The July/August issue of the Dartmouth Alumni Magazine contains an article about Karl Furstenberg, the retiring Dean of Admissions at Dartmouth. It’s an interesting look at his 17 years of experience as the gatekeeper of one of the nation’s top undergraduate schools.
[Full disclosure: I’m an alumnus. My classmate, Maria Laskaris, has taken over from Furstenberg as the new Dean of Admissions. And Jacques Steinberg, member of the Class of ’88 and author of The Gatekeepers (which is an insider’s view of the admissions process at Wesleyan) wrote this interview with Furstenberg.]
During his tenure, Furstenberg saw applications to Dartmouth rise by 80%: from 7,900 to over 14,000. Steinberg asked him how his staff has grown in that time to meet the challenges of such a huge increase in applications.
The staff is virtually the same size today as it was 17 years ago. Which is kind of staggering. We’ve made up for that with the use of technology and the inclusion of faculty and alumni who work in partnership with us to recruit studetns. What has changed over time is the speed with which we have to read. As much as we try to make it personal, to read 14,000 applications–with 15 admissions officers–is a challenge. We try to be as thoughtful and fair-minded as we can be.
Two points here. First is about the use of technology. Numbers matter. Test scores. GPA. Class rank. Dartmouth crunches these numbers through an algorithm to see whether your application passes muster. If the resulting number is not high enough, your application won’t be read very thoroughly, if at all. If you’re a legacy, an athlete, or a minority, you might get passed through if your scores are lower than the usual cut-off, but no guarantee of that, either. While the numbers may not tell the admissions officers the whole story, in this very “deep pool,” your scores must begin to pull you from those depths so you can rise to the surface.
Second, with so many applications, the admissions officers get pretty bored reading them. Another essay about grandparents. Another prep school kid. Another who swears Dartmouth is her first choice. The all look the same. Unless your application really sings. It has to hook the officer. It has to ignite some interest in you as a person. The essay must be original. Something has to get the officer to wake up from his stupor and say, “hey, this kid is interesting and unusual…let’s give him another look.”
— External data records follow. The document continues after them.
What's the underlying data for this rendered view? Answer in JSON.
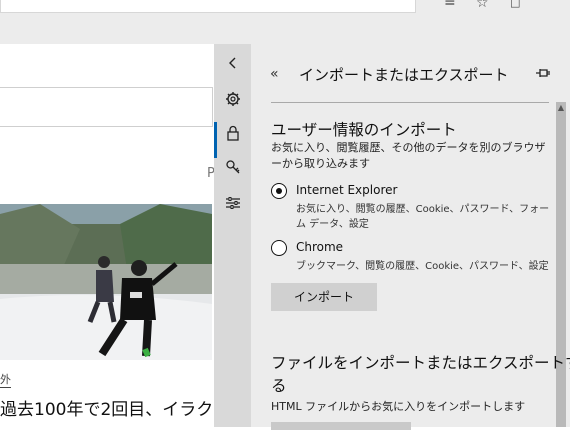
{
  "panel": {
    "title": "インポートまたはエクスポート",
    "import_section": {
      "heading": "ユーザー情報のインポート",
      "description": "お気に入り、閲覧履歴、その他のデータを別のブラウザーから取り込みます",
      "options": [
        {
          "label": "Internet Explorer",
          "detail": "お気に入り、閲覧の履歴、Cookie、パスワード、フォーム データ、設定",
          "selected": true
        },
        {
          "label": "Chrome",
          "detail": "ブックマーク、閲覧の履歴、Cookie、パスワード、設定",
          "selected": false
        }
      ],
      "button_label": "インポート"
    },
    "file_section": {
      "heading_line1": "ファイルをインポートまたはエクスポートす",
      "heading_line2": "る",
      "description": "HTML ファイルからお気に入りをインポートします"
    }
  },
  "rail": {
    "items": [
      "collapse-icon",
      "gear-icon",
      "lock-icon",
      "key-icon",
      "sliders-icon"
    ],
    "active": "gear-icon",
    "accent": "#0063b1"
  },
  "background_page": {
    "side_letter": "P",
    "category": "外",
    "headline": "過去100年で2回目、イラク"
  }
}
The competition for Ivy League admission is fierce. The pool, indeed, is very deep. And what with the Common Application, demographic bubbles, and savvy college counselors, the pool will only get deeper.